House Speaker Paul D. Ryan delivered a repudiation Wednesday of the “disheartened” state of American politics, blasting the “identity politics” on display in the increasingly toxic Republican presidential primary but steering clear of a direct critique of Donald Trump.
“Looking around at what’s taking place in politics today, it is easy to get disheartened,” Ryan said inside the hearing room of the House Ways and Means Committee, the panel he chaired last year before he was drafted into taking over as speaker after the surprise retirement of Rep. John A. Boehner (R-Ohio). “How many of you find yourself shaking your head at what you see from both sides of the aisle these days?”
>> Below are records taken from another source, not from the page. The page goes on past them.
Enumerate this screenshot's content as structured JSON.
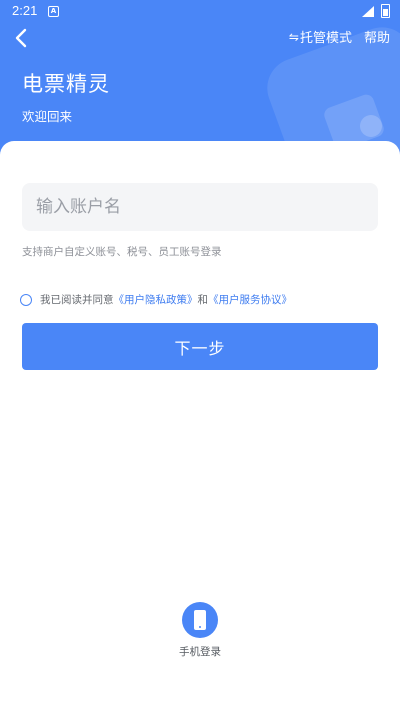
{
  "status_bar": {
    "time": "2:21",
    "notification_icon": "A"
  },
  "header": {
    "back_icon": "chevron-left",
    "hosting_mode_label": "托管模式",
    "hosting_mode_icon": "⇋",
    "help_label": "帮助",
    "title": "电票精灵",
    "subtitle": "欢迎回来",
    "background_color": "#4a86f7"
  },
  "login": {
    "account_placeholder": "输入账户名",
    "account_value": "",
    "hint": "支持商户自定义账号、税号、员工账号登录",
    "agreement": {
      "checked": false,
      "prefix": "我已阅读并同意",
      "privacy_link": "《用户隐私政策》",
      "conjunction": "和",
      "service_link": "《用户服务协议》"
    },
    "next_button_label": "下一步"
  },
  "alt_login": {
    "phone_label": "手机登录",
    "phone_icon": "mobile-phone"
  }
}
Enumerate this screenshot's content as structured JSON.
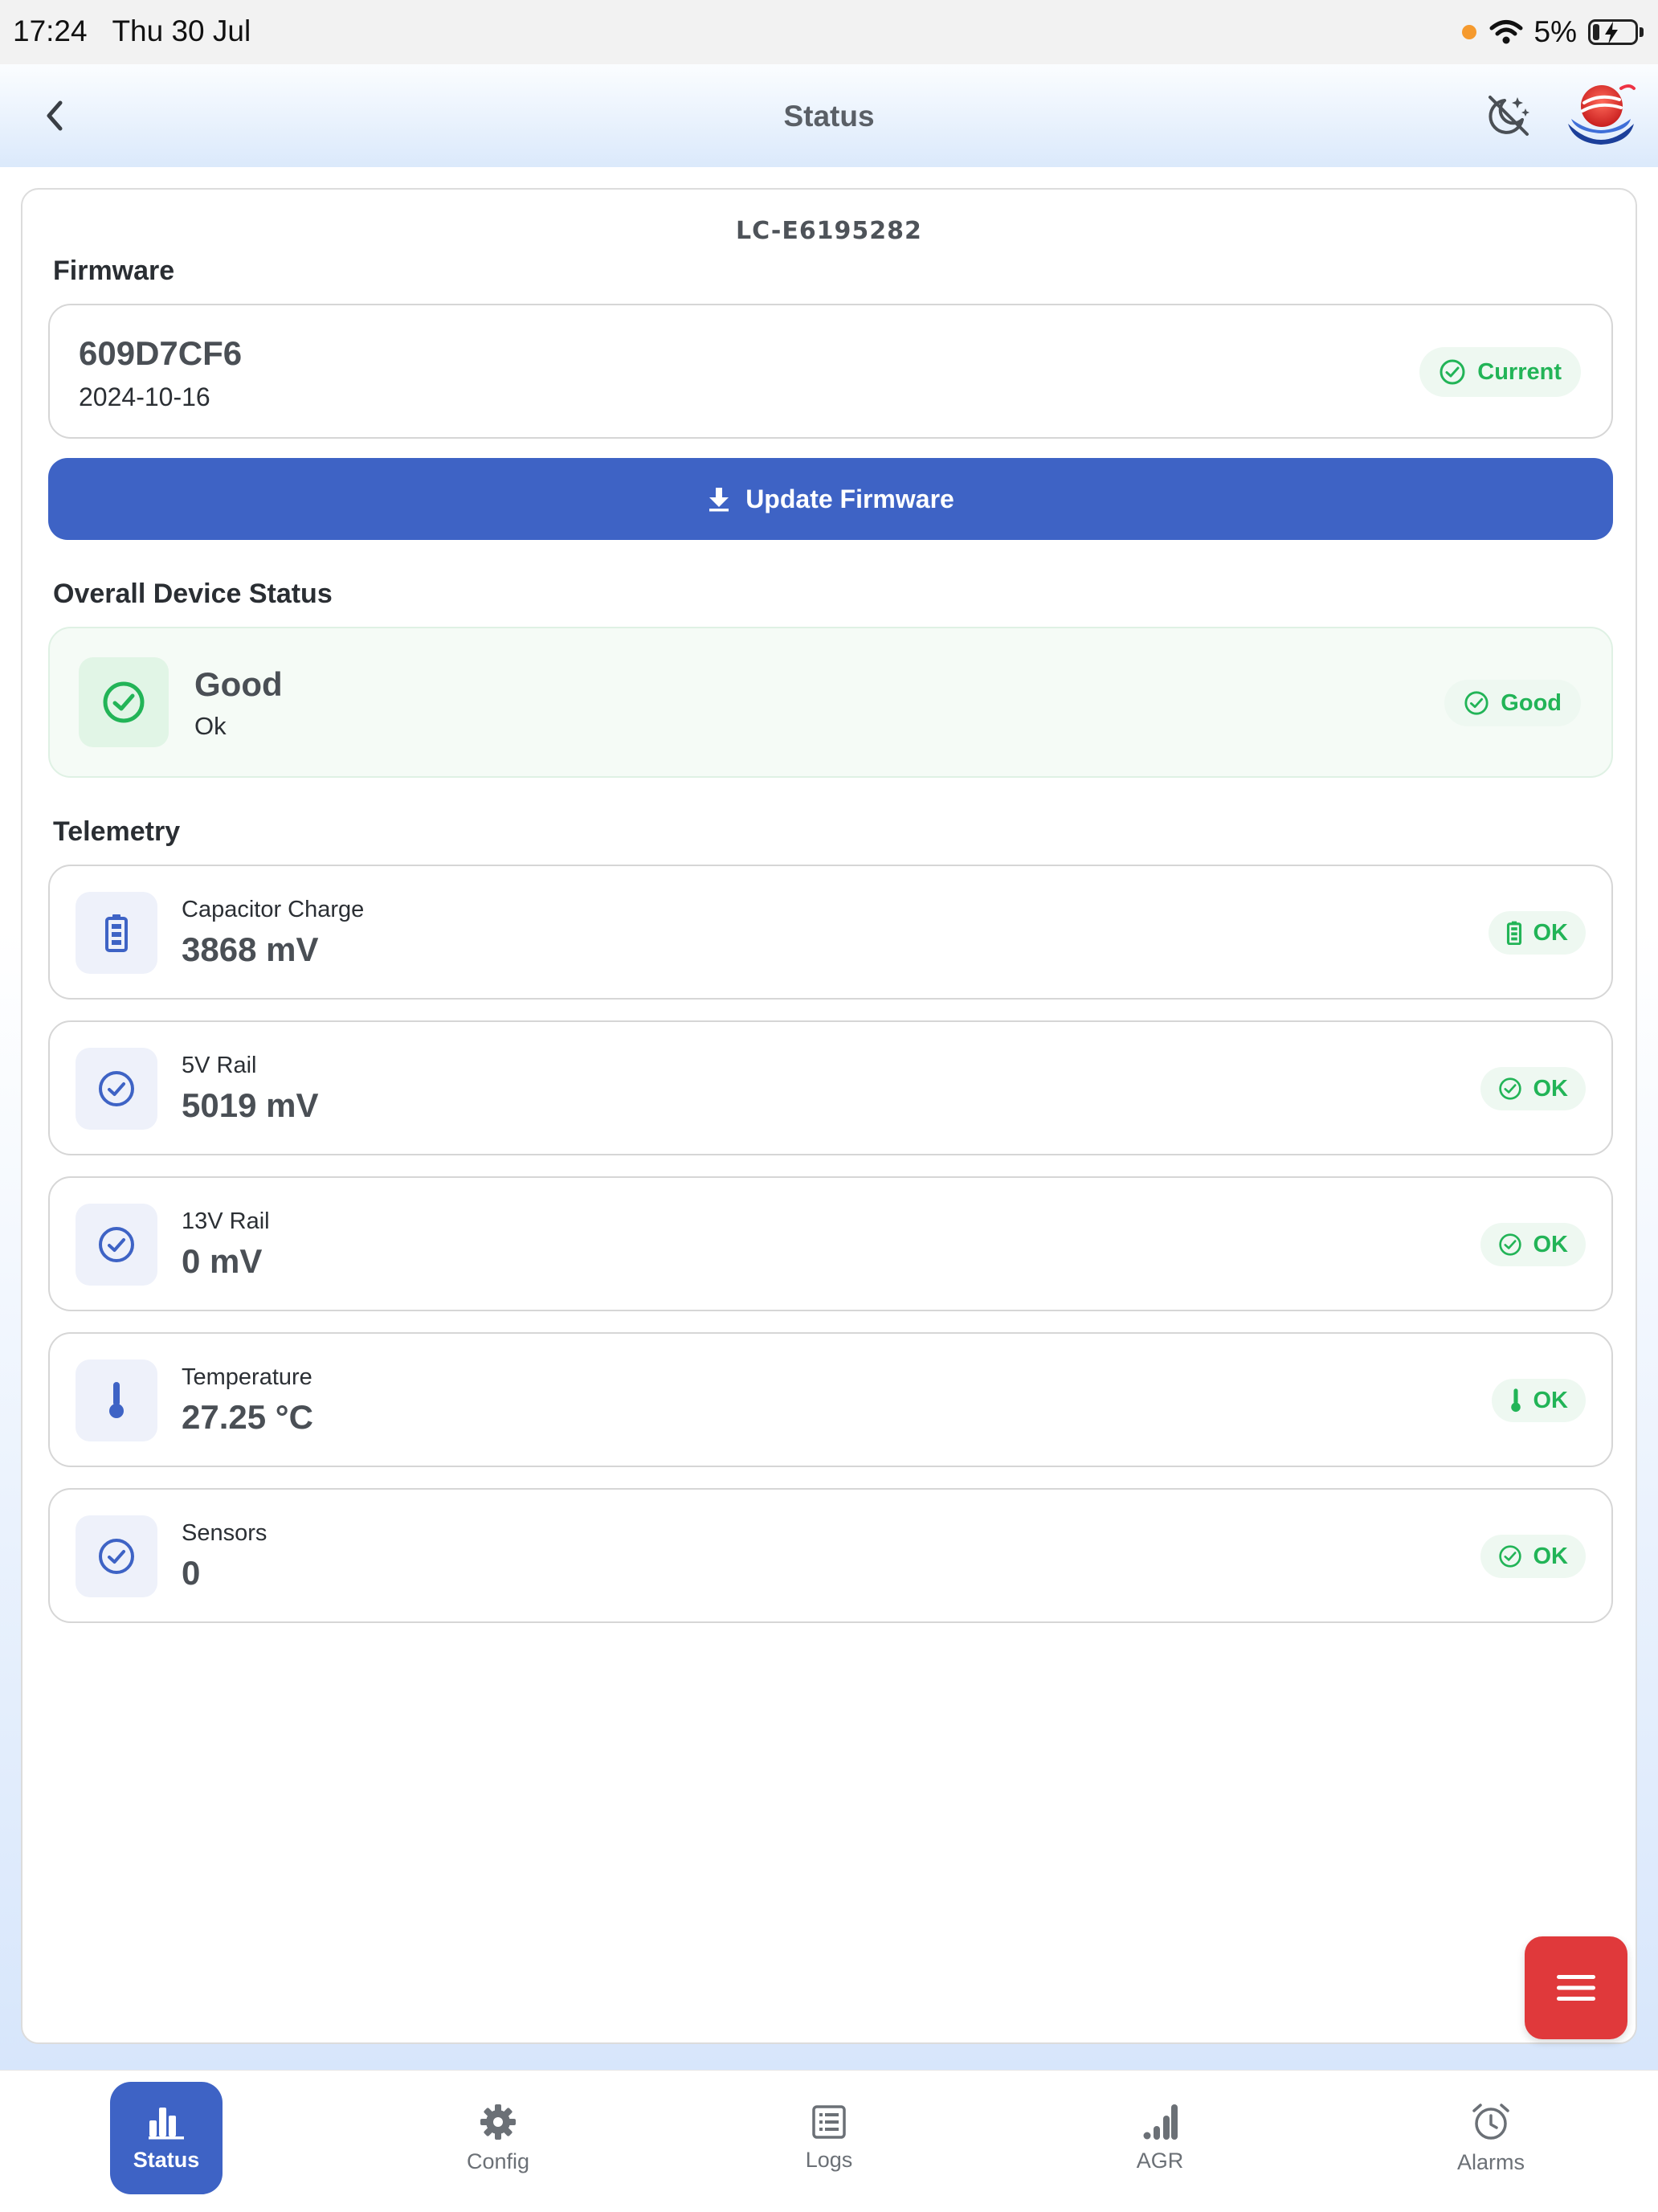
{
  "status_bar": {
    "time": "17:24",
    "date": "Thu 30 Jul",
    "battery": "5%"
  },
  "header": {
    "title": "Status"
  },
  "device": {
    "id": "LC-E6195282"
  },
  "firmware": {
    "section_label": "Firmware",
    "version": "609D7CF6",
    "date": "2024-10-16",
    "badge": "Current",
    "update_button": "Update Firmware"
  },
  "overall": {
    "section_label": "Overall Device Status",
    "title": "Good",
    "subtitle": "Ok",
    "badge": "Good"
  },
  "telemetry": {
    "section_label": "Telemetry",
    "items": [
      {
        "label": "Capacitor Charge",
        "value": "3868 mV",
        "status": "OK",
        "icon": "battery-icon"
      },
      {
        "label": "5V Rail",
        "value": "5019 mV",
        "status": "OK",
        "icon": "check-circle-icon"
      },
      {
        "label": "13V Rail",
        "value": "0 mV",
        "status": "OK",
        "icon": "check-circle-icon"
      },
      {
        "label": "Temperature",
        "value": "27.25 °C",
        "status": "OK",
        "icon": "thermometer-icon"
      },
      {
        "label": "Sensors",
        "value": "0",
        "status": "OK",
        "icon": "check-circle-icon"
      }
    ]
  },
  "tabs": [
    {
      "label": "Status",
      "icon": "bar-chart-icon",
      "active": true
    },
    {
      "label": "Config",
      "icon": "gear-icon",
      "active": false
    },
    {
      "label": "Logs",
      "icon": "list-icon",
      "active": false
    },
    {
      "label": "AGR",
      "icon": "signal-bars-icon",
      "active": false
    },
    {
      "label": "Alarms",
      "icon": "alarm-clock-icon",
      "active": false
    }
  ],
  "colors": {
    "primary": "#3e63c5",
    "success": "#22b457",
    "danger": "#e0393b"
  }
}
“It did not used to be this bad,” Ryan said, explaining his own idealistic days as an intern and young staffer on Capitol Hill two decades ago to a crowd of nearly 200 interns.
His speech came amid Trump’s continued march through the Republican primary calendar, following a win Tuesday in Arizona that increased his delegate lead and edged him closer toward securing the nomination before the convention in Cleveland.
Ryan has taken the lead in criticizing Trump for not forcefully repudiating the support his campaign has received from white supremacists and for the violence happening at his rallies. Yet each time, Ryan has refused to repudiate Trump’s candidacy should he emerge as the Republican nominee, leading to repeated questions about the controversial candidate.
In recent days, however, Ryan has become openly irked by the issue, telling reporters Tuesday morning at the weekly news conference with the entire GOP leadership team that he would not “take the bait” on Trump-related questions.
It’s a difficult balancing act for Ryan, who has publicly tried to remain neutral in the race, as he will be the co-chairman of the Republican National Convention in Cleveland in July and could be called upon to officiate disputes over delegate counts if neither Trump nor Sen. Ted Cruz (R-Tex.) secures the tally required to cinch the nomination. At the same time, Ryan has had to beat down loud whispers from friends and supporters who view him as the perfect unity candidate at a disputed convention to win the backing of a large majority of delegates.
Congressional Democrats have mocked Ryan with each critique of Trump — most recently regarding the violence at some of his rallies — because each time the speaker has also added that he will support whomever the nominee is coming out of the convention. A spokesman for House Minority Leader Nancy Pelosi (D-Calif.) linked the past five years of congressional standoffs with President Obama to the rise of Trump and his heated campaign rhetoric this year. “A runaway Republican primary constantly reminds the American people of the extreme policy positions advocated by so many in the House Republican Conference,” Drew Hammill said in a statement.
Ryan’s speech came amid a debate among some “movement” conservatives about whether he owes it to their cause to more forcefully inject himself into the “Stop Trump” or “Never Trump” efforts. But he continued to hold off those calls Wednesday. There was only one indirect mention of Trump — in the first question from an intern — and the speaker made clear he would not address any of the candidates specifically.
Instead, he told the crowd that playing “identity politics” could not win a national election, something he ascribed to both parties but an issue that has closely followed Trump’s anti-immigration campaign. The path to victory is by winning over voters through the best ideas, he said.
“Instead of being timid, we go bold,” Ryan said, adding later, “We don’t insult them into agreeing with us.”
In an unusually personal portion of the question-and-answer session, he explained his own failing during Obama’s first term, when he was prone to talking about “makers and takers” in society to divide up entrepreneurs and people living off government subsidies.
After serving as the Republican vice-presidential nominee in 2012 — when GOP candidate Mitt Romney made a similar comment about “47 percent” of voters living off the government — Ryan spent the next two years privately visiting urban activists and religious leaders working with ex-prisoners.
“I was callous,” Ryan said of his previous attitude.